It was nice to escape for a couple of days and taste a little bit of luxury, we have a lovely family and are so thankful for that.

MND might have still been looking over our shoulder, but we kept giving it a darn good poke with our elbows while we were here. More memories to add to the bank.

Sunday, 2 November 2014

No. 118. It cannot be ignored.

My head has still been in a strange place hence fewer blogs. I want MND to go away and leave my husband alone, so maybe if I ignore it, it will.......... if only.

Progression is a funny thing, it is very inconsistent. It is different with everyone I know. With Chris he started with the limp, but that seems to have stayed at the same level and other things have taken over. He says his hands are getting weaker and his swallow and voice are still deteriorating as is his balance.

What a strange disease this is, random in it's choice of victim and random in which parts it will affect first. 

When Chris was first diagnosed we were on edge, waiting for something different to happen, would he be able to walk at all by Christmas? We still won't know the answer to that one till Christmas comes. It will be a different Christmas for sure if only from the change in Chris's diet and the foods he now can and cannot eat. 

It will be a Christmas though where he will be spending the day with his family for once, how that irony sticks in my throat. I'd gladly swap this Christmas for all the past ones though, no matter how much I complained at the time. I'd gladly swap the huge meals he used to have, Christmas or otherwise, for the meals he will have to have this year or having to watch him choke on more and more foods. I'd gladly spend Christmas Eve without him as I always have before because of the farm, how I would get cross with him. I would always feel last on his list, but I would rather that than him have to spend this Christmas Eve night attached to a feed pump. 

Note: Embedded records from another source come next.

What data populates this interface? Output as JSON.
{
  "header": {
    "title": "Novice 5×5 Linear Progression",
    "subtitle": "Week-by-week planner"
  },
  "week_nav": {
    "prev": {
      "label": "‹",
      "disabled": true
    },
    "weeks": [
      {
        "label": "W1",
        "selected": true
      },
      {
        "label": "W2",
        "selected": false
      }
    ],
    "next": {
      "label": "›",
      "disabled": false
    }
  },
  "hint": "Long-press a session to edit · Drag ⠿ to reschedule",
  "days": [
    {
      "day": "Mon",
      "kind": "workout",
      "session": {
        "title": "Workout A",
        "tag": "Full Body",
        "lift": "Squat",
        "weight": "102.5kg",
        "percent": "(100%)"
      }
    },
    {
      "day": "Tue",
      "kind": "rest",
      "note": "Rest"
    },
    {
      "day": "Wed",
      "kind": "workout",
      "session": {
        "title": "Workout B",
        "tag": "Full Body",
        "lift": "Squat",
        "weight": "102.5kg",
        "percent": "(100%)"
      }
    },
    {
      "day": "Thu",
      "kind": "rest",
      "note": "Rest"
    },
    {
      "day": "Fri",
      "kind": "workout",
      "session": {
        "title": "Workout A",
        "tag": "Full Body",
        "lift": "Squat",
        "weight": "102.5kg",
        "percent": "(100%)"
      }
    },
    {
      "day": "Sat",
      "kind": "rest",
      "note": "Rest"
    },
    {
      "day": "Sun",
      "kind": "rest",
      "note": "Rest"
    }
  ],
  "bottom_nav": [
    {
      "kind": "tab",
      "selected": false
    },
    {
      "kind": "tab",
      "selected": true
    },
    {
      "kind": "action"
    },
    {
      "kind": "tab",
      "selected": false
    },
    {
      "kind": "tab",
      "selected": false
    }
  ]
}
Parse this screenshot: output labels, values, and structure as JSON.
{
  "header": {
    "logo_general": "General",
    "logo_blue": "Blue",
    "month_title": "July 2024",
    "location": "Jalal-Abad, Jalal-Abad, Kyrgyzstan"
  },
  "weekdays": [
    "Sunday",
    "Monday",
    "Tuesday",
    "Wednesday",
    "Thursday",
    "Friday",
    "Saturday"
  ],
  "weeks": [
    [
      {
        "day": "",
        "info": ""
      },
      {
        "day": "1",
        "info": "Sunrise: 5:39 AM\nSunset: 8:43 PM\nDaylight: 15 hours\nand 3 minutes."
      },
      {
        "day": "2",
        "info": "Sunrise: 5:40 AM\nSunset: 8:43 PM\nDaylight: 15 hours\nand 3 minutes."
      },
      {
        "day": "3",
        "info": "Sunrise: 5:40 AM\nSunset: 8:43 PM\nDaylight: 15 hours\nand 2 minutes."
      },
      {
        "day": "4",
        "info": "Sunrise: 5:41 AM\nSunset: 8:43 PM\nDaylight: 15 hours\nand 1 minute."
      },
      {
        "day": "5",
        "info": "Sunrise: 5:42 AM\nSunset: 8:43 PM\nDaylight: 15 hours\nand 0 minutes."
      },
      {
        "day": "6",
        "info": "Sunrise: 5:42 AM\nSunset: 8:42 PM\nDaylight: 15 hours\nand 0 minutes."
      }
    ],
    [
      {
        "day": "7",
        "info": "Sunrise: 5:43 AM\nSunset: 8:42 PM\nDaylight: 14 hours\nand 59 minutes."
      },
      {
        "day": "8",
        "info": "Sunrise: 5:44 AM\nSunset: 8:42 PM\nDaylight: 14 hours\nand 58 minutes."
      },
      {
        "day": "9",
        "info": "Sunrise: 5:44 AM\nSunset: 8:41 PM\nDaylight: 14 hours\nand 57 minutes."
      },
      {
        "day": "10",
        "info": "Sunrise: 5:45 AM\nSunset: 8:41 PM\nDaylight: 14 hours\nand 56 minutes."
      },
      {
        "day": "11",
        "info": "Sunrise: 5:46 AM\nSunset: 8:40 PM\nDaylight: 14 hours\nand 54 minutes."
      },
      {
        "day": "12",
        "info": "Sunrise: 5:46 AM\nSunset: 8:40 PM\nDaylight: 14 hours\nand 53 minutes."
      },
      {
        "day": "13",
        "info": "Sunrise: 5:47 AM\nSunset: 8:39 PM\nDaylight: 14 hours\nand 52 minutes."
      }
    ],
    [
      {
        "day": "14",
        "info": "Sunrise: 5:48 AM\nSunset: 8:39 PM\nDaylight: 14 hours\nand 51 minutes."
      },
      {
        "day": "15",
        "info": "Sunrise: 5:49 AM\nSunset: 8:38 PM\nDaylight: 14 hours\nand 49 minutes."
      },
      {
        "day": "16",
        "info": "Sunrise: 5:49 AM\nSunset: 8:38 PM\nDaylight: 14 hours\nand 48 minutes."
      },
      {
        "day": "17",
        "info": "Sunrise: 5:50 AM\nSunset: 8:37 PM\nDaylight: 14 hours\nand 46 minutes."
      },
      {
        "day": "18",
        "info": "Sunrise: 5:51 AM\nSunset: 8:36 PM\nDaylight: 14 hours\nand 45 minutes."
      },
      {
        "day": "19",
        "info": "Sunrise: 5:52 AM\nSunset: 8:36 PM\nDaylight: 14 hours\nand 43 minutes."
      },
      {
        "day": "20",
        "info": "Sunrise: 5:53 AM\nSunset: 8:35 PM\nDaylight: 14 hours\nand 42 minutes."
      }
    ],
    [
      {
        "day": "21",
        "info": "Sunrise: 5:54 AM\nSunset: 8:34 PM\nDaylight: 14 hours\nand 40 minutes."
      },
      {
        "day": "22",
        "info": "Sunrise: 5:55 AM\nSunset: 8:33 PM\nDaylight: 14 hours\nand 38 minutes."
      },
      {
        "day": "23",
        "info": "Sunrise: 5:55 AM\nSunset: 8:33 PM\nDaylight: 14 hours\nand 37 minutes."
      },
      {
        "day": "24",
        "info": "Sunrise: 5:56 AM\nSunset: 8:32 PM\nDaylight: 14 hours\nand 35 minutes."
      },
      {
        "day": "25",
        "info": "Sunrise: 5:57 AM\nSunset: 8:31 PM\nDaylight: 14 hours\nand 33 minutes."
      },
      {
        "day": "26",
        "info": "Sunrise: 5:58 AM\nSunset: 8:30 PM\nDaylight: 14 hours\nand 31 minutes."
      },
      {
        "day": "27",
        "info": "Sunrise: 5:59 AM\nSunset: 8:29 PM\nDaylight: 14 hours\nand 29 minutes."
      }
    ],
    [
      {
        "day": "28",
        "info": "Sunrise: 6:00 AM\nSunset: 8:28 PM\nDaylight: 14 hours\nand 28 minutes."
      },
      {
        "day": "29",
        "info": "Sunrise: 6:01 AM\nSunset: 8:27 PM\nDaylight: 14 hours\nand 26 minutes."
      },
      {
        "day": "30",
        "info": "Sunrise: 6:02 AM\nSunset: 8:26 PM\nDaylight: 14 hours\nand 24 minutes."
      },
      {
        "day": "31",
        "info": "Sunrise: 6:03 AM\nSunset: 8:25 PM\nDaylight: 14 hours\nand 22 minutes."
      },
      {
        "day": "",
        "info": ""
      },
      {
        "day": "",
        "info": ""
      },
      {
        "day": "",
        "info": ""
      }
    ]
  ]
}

They say to be careful what you wish for, this was what I wanted, to have a husband who worked 'normal' hours let alone part time, to be able to spend lots of time together, to actually go to bed at the same time, all those things I wished for, but not this way, not ever. I'd gladly go back to before without a second thought it if meant Chris could be well again. This isn't fair, not on him, not on any of us.

Chris is not the only one to have his life changed forever by this dreadful disease and he certainly won't be the last. What MND has done to him will not get better, there is no cure, no real hope in the here and now. We could fill our life with anticipation and dread waiting for the next sign of deterioration, but we try not too. We are not super heroes nor are we brave, we are just coping the best way we can the same as everyone else in this position. We can't totally ignore this disease because it infiltrates every part of your life, it changes things for ever so we have to adapt in order to survive, but that doesn't mean we have to like it.

So I can try to ignore MND, but it's like that person on the coach that keeps kicking your seat, you can only ignore it for so long before you explode and you have to face it head on.

Wishing, ignoring, it changes nothing, we just have to accept it and get on with life. We can still laugh and have fun though and we are going to make sure this Christmas will be a wonderful one, in spite of everything and especially in spite of MND.